This study concluded in 2014 and was conducted by Grahame Coleman and Vanessa Rohlf (AWSC, Univ Melbourne), Samia Toukhsati (Austin Health) and Dominique Blache (Univ Western Australia).
Assessing the Welfare of Farm Animals – A Review and development and implementation of a Unified Filed Index (UFI).
There is increasing societal concern about the treatment of livestock and their quality of life within production environments. Viable livestock farming requires practices that are not only productive, profitable and sustainable but that fit with society’s expectations on ethical dimensions such as animal welfare. Transparent demonstration of how these expectations have been met will be paramount in the future.
In order to demonstrate that the animal’s physical and emotional needs are being met requires a detailed assessment of their welfare. This is a major challenge as the utility of any welfare assessment methodology will depend on the specific application being assessed, and the ethical views held by the stakeholder group seeking the assessment.
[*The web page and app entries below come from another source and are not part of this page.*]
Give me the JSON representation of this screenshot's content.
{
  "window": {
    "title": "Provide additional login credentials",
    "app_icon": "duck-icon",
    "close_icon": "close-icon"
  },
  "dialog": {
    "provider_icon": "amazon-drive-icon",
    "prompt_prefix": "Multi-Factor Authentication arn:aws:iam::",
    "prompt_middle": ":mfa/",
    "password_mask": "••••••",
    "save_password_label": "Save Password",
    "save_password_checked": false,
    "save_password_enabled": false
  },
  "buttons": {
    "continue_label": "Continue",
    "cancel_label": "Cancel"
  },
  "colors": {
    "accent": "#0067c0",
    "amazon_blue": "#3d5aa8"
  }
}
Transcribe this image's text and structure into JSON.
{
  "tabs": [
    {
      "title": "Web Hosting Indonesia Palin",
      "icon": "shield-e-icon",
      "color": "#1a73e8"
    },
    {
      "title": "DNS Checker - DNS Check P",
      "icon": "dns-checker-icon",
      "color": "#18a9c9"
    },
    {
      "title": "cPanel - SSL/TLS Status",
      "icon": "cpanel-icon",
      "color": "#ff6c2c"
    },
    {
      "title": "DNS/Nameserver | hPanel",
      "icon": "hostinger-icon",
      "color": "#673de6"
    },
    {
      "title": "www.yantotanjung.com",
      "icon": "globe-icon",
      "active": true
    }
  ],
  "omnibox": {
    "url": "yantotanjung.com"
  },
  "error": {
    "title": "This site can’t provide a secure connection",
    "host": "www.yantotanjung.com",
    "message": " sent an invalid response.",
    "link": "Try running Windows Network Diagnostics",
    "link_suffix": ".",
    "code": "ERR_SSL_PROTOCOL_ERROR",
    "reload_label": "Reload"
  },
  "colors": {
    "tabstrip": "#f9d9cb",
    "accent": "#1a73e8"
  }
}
The purpose of this review is to explore this subject further by examining the conceptual frameworks, complexities and methodologies for assessing welfare in farm animals.
The specific aims of the project were to:
1. undertake a comprehensive review of the scientific literature on welfare measures and assessment methods to identify the most credible scientific measures/methodologies that could be developed into a uniform field index,
2. recommend where further research to validate welfare concepts and methodologies is required and,
3. propose a UFI for assessing welfare in commercial livestock enterprises.
The project concluded in 2013 and was conducted by Ian Colditz and Drew Ferguson (CSIRO), Teresa Collins (Murdoch Univ), Lindsay Matthews (Lindsay Matthews & Assocs Research International) and Paul Hemsworth (AWSC, Univ Melbourne).
Final Report - Review
Final Report - UFI